# [Work item]
An exact copy of the entries below is required, with all pictures removed.

# [Source material]
* * * * * * * * *
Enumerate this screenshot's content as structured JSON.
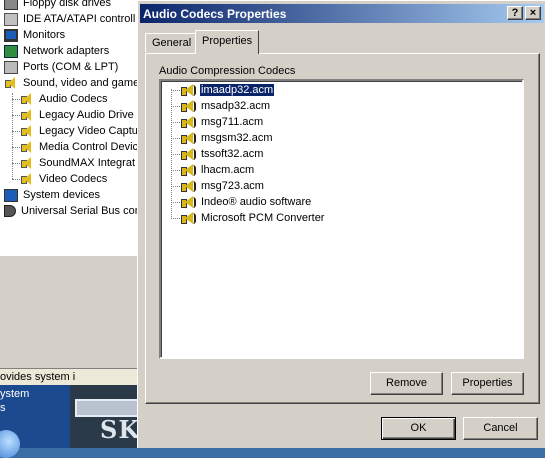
{
  "background": {
    "tree_items": [
      {
        "label": "Floppy disk drives",
        "icon": "floppy-icon",
        "indent": 0
      },
      {
        "label": "IDE ATA/ATAPI controll",
        "icon": "ide-controller-icon",
        "indent": 0
      },
      {
        "label": "Monitors",
        "icon": "monitor-icon",
        "indent": 0
      },
      {
        "label": "Network adapters",
        "icon": "network-card-icon",
        "indent": 0
      },
      {
        "label": "Ports (COM & LPT)",
        "icon": "port-icon",
        "indent": 0
      },
      {
        "label": "Sound, video and game",
        "icon": "speaker-icon",
        "indent": 0
      },
      {
        "label": "Audio Codecs",
        "icon": "speaker-icon",
        "indent": 1
      },
      {
        "label": "Legacy Audio Drive",
        "icon": "speaker-icon",
        "indent": 1
      },
      {
        "label": "Legacy Video Captu",
        "icon": "speaker-icon",
        "indent": 1
      },
      {
        "label": "Media Control Devic",
        "icon": "speaker-icon",
        "indent": 1
      },
      {
        "label": "SoundMAX Integrat",
        "icon": "speaker-icon",
        "indent": 1
      },
      {
        "label": "Video Codecs",
        "icon": "speaker-icon",
        "indent": 1
      },
      {
        "label": "System devices",
        "icon": "system-devices-icon",
        "indent": 0
      },
      {
        "label": "Universal Serial Bus con",
        "icon": "usb-icon",
        "indent": 0
      }
    ],
    "status_strip": "ovides system i",
    "blue_panel_lines": [
      "ystem",
      "s"
    ],
    "poster_text": "SK"
  },
  "dialog": {
    "title": "Audio Codecs Properties",
    "help_button": "?",
    "close_button": "×",
    "tabs": [
      {
        "label": "General",
        "active": false
      },
      {
        "label": "Properties",
        "active": true
      }
    ],
    "group_label": "Audio Compression Codecs",
    "codecs": [
      {
        "label": "imaadp32.acm",
        "selected": true
      },
      {
        "label": "msadp32.acm",
        "selected": false
      },
      {
        "label": "msg711.acm",
        "selected": false
      },
      {
        "label": "msgsm32.acm",
        "selected": false
      },
      {
        "label": "tssoft32.acm",
        "selected": false
      },
      {
        "label": "lhacm.acm",
        "selected": false
      },
      {
        "label": "msg723.acm",
        "selected": false
      },
      {
        "label": "Indeo® audio software",
        "selected": false
      },
      {
        "label": "Microsoft PCM Converter",
        "selected": false
      }
    ],
    "buttons": {
      "remove": "Remove",
      "properties": "Properties",
      "ok": "OK",
      "cancel": "Cancel"
    }
  },
  "colors": {
    "titlebar_start": "#0a246a",
    "titlebar_end": "#a6caf0",
    "face": "#d4d0c8",
    "selection": "#0a246a"
  }
}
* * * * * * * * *
# [Output]
Enumerate this screenshot's content as structured JSON.
{
  "background": {
    "tree_items": [
      {
        "label": "Floppy disk drives",
        "icon": "floppy-icon",
        "indent": 0
      },
      {
        "label": "IDE ATA/ATAPI controll",
        "icon": "ide-controller-icon",
        "indent": 0
      },
      {
        "label": "Monitors",
        "icon": "monitor-icon",
        "indent": 0
      },
      {
        "label": "Network adapters",
        "icon": "network-card-icon",
        "indent": 0
      },
      {
        "label": "Ports (COM & LPT)",
        "icon": "port-icon",
        "indent": 0
      },
      {
        "label": "Sound, video and game",
        "icon": "speaker-icon",
        "indent": 0
      },
      {
        "label": "Audio Codecs",
        "icon": "speaker-icon",
        "indent": 1
      },
      {
        "label": "Legacy Audio Drive",
        "icon": "speaker-icon",
        "indent": 1
      },
      {
        "label": "Legacy Video Captu",
        "icon": "speaker-icon",
        "indent": 1
      },
      {
        "label": "Media Control Devic",
        "icon": "speaker-icon",
        "indent": 1
      },
      {
        "label": "SoundMAX Integrat",
        "icon": "speaker-icon",
        "indent": 1
      },
      {
        "label": "Video Codecs",
        "icon": "speaker-icon",
        "indent": 1
      },
      {
        "label": "System devices",
        "icon": "system-devices-icon",
        "indent": 0
      },
      {
        "label": "Universal Serial Bus con",
        "icon": "usb-icon",
        "indent": 0
      }
    ],
    "status_strip": "ovides system i",
    "blue_panel_lines": [
      "ystem",
      "s"
    ],
    "poster_text": "SK"
  },
  "dialog": {
    "title": "Audio Codecs Properties",
    "help_button": "?",
    "close_button": "×",
    "tabs": [
      {
        "label": "General",
        "active": false
      },
      {
        "label": "Properties",
        "active": true
      }
    ],
    "group_label": "Audio Compression Codecs",
    "codecs": [
      {
        "label": "imaadp32.acm",
        "selected": true
      },
      {
        "label": "msadp32.acm",
        "selected": false
      },
      {
        "label": "msg711.acm",
        "selected": false
      },
      {
        "label": "msgsm32.acm",
        "selected": false
      },
      {
        "label": "tssoft32.acm",
        "selected": false
      },
      {
        "label": "lhacm.acm",
        "selected": false
      },
      {
        "label": "msg723.acm",
        "selected": false
      },
      {
        "label": "Indeo® audio software",
        "selected": false
      },
      {
        "label": "Microsoft PCM Converter",
        "selected": false
      }
    ],
    "buttons": {
      "remove": "Remove",
      "properties": "Properties",
      "ok": "OK",
      "cancel": "Cancel"
    }
  },
  "colors": {
    "titlebar_start": "#0a246a",
    "titlebar_end": "#a6caf0",
    "face": "#d4d0c8",
    "selection": "#0a246a"
  }
}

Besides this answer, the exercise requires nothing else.